Coordinated by the National Network of Youth Ministries in San Diego, the event is youth-led by design and takes place each year before the school day begins. Local youth ministers from a variety of denominations encourage their youngsters — kindergartners through high schoolers — to show up for school early and pray at the flagpole.
Predictable controversies have occurred. Three protesters showed up at an elementary school in Pennsylvania with placards directed at the children reading “Don’t pray in my school, I won’t think in your church.”
This year, teachers in Sumner County, Tennessee, were given official guidelines — which basically told them to stand back and let the kids speak to God without any adult intervention or structure, reported Jennifer Easton in the Nashville Tennesseean:
While hundreds of students across Sumner County will gather at their school’s flagpole for prayer Wednesday morning for See You At The Pole Day, school officials have taken extra measures to ensure teachers, administrators and coaches do not publicly endorse religion.
In anticipation of the global annual event that serves to encourage prayer for students, Sumner school officials recently distributed guidelines telling school staff if they choose to pray on campus, it must be done out of sight and earshot of students.
“When a teacher or administrator participates in events such as See You At The Pole, it is possible for a student to confuse a teacher or administrator’s personal speech with their official speech,” the guidelines state.
The new rules were a result of an American Civil Liberties Union suit that accuses the district of promoting Christianity.
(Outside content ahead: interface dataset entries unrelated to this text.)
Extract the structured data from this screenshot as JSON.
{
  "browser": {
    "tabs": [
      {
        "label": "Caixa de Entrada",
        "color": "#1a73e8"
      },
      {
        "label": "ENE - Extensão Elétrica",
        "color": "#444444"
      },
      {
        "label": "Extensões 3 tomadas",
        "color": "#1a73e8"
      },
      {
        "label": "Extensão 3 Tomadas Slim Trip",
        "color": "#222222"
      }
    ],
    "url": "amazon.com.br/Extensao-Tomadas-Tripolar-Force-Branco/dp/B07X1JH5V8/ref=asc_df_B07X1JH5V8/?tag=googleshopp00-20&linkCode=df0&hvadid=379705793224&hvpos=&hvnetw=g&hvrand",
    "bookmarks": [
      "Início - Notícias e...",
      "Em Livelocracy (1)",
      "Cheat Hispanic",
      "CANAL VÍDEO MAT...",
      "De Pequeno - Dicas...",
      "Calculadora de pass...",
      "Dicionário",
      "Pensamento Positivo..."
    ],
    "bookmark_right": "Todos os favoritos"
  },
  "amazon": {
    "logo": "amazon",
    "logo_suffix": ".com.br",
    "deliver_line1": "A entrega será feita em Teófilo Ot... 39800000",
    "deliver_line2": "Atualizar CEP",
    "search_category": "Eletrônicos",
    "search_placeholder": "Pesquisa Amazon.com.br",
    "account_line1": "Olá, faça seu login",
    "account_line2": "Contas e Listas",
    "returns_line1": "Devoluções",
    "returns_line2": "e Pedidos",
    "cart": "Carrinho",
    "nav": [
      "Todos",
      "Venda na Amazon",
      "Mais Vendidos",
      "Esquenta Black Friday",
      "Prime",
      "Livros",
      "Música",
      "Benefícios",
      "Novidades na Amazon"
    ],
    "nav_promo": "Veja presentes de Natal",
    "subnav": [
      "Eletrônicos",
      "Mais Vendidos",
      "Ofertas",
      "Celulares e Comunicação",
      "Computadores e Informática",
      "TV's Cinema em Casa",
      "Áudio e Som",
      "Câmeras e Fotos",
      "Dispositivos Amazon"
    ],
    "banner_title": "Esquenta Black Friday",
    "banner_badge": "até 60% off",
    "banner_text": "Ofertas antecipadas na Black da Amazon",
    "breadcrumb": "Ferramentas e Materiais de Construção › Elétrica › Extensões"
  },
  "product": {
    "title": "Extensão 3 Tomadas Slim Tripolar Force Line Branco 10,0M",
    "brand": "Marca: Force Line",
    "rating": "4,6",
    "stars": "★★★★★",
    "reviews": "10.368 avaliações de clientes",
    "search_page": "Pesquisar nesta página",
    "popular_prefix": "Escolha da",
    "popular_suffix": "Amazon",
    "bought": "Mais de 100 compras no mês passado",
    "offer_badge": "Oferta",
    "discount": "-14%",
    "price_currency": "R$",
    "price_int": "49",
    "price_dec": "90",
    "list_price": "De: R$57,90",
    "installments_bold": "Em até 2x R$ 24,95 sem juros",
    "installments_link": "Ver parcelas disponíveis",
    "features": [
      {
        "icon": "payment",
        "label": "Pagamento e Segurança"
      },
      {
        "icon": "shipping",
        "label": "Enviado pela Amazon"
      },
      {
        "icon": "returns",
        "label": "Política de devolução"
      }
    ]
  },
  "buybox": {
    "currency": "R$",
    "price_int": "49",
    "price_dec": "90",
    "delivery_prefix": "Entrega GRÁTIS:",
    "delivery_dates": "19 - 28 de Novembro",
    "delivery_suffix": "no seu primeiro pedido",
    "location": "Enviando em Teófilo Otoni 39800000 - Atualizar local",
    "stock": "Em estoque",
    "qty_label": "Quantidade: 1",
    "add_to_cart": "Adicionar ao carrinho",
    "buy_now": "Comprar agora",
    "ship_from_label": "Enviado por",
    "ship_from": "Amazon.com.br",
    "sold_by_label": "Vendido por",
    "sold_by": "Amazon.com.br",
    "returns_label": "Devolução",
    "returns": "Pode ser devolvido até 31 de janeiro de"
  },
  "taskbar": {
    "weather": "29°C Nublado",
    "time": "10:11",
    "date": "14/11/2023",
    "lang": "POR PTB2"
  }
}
A jury trial is scheduled for June 2012. Teachers have come under new scrutiny, reported Easton:
The policy change has created some frustration among coaches and administrators, said Jason Cline, area director of the Northern Middle Tennessee chapter of Fellowship of Christian Athletes.
“I think the coaches have been told so much about what they can’t do, they’re not sure about what they can do,” Cline said.
A group of teenagers in Burleson, Texas, is credited with the “See You at the Pole” concept in 1990.
“They came seeking God and little did they know how powerfully He was about to move,” notes a press release from the youth ministers network. “Compelled to pray, they drove to three different schools that night. Not knowing exactly what to do, they went to the school flagpoles and prayed for their friends, schools, and leaders.
” Those students had no idea how God would use their obedience.
“God used what He did among those teenagers and others who were holding similar prayer meetings at their schools to birth a vision in the hearts of youth leaders across Texas. The vision was that students throughout Texas would follow these examples and meet at their school flagpoles to pray simultaneously. The challenge was named ‘See You at the Pole’ and shared with 20,000 students in June 1990 at Reunion Arena in Dallas.”
On September 12, 1990, more than 45,000 teenagers met at school flagpoles in four different states to pray before the start of school. Reports came for days after the first event. On September 11, 1991, at 7:00 a.m., an estimated one million students gathered at school flagpoles all over the country.
“From Boston to Los Angeles, from North Dakota to the tip of Texas, students came together to pray,” reads the press release. “Some sang, some read Scripture, but most importantly, they prayed. Like those first students, they prayed for their schools, for their friends, for their leaders, and for their country.”
More than 30,000 kids in Alabama gathered at various schools, reported Greg Garrison for the Birmingham News:
With a heavy fog hanging in the air, about 300 Oak Mountain Middle School students huddled on the football field to pray this morning before school.
An estimated 30,000 Christian students gathered before school at more than 200 public schools across central Alabama in observance of “See You at the Pole” day. The “See You at the Pole” event, which began at a Texas school in 1990, usually lasts from 7:15 a.m. to 8 a.m. before students go to class. More than two million students are estimated to take part each year.
The movement toward religious clubs meeting on campus and organizing prayer rallies before school gained steam after the 1984 Equal Access Act granted student-led religious clubs the same right to meet on campus as other clubs. The law was upheld by the U.S. Supreme Court in 1990.